Ann Daniels is the first woman in history, along with expedition teammate Caroline Hamilton, to reach the North and South Poles as part of all women teams.
Ann has learnt to survive in the most hostile environments on earth. In the year 2000, she and four other woman skied 700 miles across Antarctica to become the first British women’s team to sledge haul to the South Pole. In 2002 Ann then put together an expedition to ski from Ward Hunt Island to the North Pole to become the first women’s team to ski to both poles. They suffered frostbite, wet gangrene, carbon monoxide poisoning and, after skiing over 500 hazard-filled miles, finally reached the pole to make the world record.
In 2009 Ann became head of ice operations for the ground-breaking Catlin Arctic Survey. This project completed a unique environmental study of the rapidly disappearing frozen Arctic Ocean. Ann was responsible for leading the team on the ice and finding a safe route, making difficult decisions in the most extreme environment on Earth for 74 consecutive days.

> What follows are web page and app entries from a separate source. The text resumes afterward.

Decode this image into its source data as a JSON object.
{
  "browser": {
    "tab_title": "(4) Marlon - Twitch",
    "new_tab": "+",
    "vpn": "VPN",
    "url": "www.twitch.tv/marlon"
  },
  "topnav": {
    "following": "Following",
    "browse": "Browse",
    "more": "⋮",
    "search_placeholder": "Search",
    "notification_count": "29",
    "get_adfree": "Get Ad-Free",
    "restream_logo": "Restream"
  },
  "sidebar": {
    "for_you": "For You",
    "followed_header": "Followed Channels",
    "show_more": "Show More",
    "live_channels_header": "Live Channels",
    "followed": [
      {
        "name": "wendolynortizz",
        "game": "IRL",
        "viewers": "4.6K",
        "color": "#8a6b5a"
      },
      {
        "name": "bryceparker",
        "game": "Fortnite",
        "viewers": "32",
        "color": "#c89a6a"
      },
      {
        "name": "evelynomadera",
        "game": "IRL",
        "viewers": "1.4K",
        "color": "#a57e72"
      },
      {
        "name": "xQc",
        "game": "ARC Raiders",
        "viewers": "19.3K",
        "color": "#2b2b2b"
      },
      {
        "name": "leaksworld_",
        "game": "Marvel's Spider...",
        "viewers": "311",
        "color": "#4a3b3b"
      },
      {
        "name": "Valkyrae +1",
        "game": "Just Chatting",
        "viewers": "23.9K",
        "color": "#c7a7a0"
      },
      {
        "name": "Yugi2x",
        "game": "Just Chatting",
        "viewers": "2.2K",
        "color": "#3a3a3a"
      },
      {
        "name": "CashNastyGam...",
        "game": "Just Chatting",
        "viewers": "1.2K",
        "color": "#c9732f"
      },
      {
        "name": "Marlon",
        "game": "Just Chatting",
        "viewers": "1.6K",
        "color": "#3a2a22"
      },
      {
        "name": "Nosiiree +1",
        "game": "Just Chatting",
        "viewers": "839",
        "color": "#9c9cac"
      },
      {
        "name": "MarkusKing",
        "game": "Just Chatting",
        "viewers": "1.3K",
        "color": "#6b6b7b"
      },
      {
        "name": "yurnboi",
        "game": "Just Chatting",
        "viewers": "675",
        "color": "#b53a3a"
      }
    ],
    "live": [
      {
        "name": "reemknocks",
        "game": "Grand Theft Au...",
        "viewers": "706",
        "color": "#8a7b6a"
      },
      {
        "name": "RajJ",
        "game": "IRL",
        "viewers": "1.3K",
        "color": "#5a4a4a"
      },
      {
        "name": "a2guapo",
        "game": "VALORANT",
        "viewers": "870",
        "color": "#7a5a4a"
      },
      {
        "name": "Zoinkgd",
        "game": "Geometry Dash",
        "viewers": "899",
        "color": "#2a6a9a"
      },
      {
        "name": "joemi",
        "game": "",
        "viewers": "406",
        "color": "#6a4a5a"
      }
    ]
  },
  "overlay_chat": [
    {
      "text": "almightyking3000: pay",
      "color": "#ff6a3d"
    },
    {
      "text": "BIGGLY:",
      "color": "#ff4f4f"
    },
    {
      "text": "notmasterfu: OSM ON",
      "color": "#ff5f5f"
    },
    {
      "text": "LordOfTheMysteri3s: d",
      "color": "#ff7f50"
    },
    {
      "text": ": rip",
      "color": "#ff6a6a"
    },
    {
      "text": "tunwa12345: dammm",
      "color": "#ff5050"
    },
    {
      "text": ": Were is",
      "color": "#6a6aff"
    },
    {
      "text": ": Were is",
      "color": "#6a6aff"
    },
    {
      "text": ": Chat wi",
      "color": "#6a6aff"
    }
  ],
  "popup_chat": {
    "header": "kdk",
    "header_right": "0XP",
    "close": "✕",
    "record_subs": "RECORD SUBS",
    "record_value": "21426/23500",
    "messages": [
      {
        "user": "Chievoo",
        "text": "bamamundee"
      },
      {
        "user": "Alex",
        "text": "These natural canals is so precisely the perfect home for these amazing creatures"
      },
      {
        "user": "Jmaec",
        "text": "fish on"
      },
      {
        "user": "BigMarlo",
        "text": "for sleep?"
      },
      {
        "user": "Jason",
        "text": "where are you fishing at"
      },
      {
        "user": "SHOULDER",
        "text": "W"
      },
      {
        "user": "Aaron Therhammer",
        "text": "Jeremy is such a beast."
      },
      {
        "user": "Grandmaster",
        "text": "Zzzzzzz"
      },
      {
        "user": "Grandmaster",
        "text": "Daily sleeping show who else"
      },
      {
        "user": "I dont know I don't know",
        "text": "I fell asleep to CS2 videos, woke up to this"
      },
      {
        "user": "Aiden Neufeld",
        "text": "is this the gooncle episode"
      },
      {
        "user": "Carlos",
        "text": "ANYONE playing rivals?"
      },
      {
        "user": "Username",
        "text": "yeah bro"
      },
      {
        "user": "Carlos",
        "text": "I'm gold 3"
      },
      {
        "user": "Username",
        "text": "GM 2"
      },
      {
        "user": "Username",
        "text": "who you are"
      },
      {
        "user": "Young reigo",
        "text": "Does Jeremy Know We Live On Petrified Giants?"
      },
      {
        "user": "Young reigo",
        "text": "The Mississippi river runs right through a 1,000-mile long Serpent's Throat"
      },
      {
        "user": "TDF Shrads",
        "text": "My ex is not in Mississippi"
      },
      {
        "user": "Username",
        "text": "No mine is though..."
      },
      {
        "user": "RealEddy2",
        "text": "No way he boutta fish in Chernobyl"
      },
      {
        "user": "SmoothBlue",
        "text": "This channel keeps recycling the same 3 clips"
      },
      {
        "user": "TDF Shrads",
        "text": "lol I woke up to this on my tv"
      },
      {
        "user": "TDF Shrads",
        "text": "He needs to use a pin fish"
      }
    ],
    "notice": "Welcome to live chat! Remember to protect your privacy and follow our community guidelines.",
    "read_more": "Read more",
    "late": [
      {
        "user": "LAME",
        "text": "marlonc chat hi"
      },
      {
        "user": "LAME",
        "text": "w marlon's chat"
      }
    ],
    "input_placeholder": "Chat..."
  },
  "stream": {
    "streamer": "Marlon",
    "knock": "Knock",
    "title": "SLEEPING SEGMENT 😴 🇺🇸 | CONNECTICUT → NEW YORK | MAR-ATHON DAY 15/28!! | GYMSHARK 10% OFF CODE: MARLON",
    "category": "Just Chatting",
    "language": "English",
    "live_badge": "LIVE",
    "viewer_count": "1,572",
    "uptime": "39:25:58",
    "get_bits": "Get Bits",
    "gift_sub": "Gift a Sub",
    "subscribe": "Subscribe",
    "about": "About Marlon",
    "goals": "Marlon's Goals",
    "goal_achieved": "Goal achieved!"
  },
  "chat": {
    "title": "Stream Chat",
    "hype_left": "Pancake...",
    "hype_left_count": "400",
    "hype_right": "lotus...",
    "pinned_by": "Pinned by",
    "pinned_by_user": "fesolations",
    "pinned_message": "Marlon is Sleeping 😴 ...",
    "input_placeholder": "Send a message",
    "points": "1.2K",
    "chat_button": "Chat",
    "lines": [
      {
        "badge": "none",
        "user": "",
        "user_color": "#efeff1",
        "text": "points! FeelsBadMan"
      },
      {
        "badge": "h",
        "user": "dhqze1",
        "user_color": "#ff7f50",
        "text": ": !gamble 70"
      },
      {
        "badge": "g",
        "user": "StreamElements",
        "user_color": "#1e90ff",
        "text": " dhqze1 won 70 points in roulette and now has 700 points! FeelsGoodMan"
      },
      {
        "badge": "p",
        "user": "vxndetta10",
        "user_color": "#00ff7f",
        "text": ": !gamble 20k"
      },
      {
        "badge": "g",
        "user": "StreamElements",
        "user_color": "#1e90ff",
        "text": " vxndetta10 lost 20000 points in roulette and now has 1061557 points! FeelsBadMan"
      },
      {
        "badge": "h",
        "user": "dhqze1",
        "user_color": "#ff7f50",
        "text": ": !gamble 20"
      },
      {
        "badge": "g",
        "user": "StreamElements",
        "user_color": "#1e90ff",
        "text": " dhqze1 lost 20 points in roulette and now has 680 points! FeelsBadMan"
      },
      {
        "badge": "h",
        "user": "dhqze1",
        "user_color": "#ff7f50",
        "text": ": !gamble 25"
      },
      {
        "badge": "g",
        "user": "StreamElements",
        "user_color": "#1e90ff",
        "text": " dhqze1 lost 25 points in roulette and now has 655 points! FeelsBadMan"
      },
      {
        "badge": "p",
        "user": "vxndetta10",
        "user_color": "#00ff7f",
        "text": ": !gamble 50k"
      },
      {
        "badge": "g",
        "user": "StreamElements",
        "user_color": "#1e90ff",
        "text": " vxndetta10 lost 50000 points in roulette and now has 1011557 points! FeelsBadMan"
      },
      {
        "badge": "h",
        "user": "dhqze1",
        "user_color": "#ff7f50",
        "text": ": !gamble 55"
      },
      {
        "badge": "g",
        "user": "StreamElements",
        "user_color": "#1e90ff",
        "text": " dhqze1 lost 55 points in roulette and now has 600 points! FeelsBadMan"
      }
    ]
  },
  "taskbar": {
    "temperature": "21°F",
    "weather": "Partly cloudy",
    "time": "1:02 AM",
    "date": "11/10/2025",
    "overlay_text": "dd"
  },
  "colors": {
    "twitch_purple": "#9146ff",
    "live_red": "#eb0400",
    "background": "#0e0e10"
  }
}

Our oceans make up 99% of the world’s living space and it is now known that the chemistry of these oceans are changing and becoming more acidic. In 2010 Ann was asked back to lead a second Catlin Arctic Survey supporting scientists working to understand this change and the potential threat it poses to the environment. Spending 63 days on the ice the team of three were able to capture valuable data in regions inaccessible to most scientists.
In 2011, Ann returned to the Arctic for the final Catlin Arctic Survey. This survey looked at the thermahaline (temperature and salinity) properties of the Arctic Ocean and explored the possible effect this could have both on oceans worldwide and on the weather patterns that these oceans help to regulate.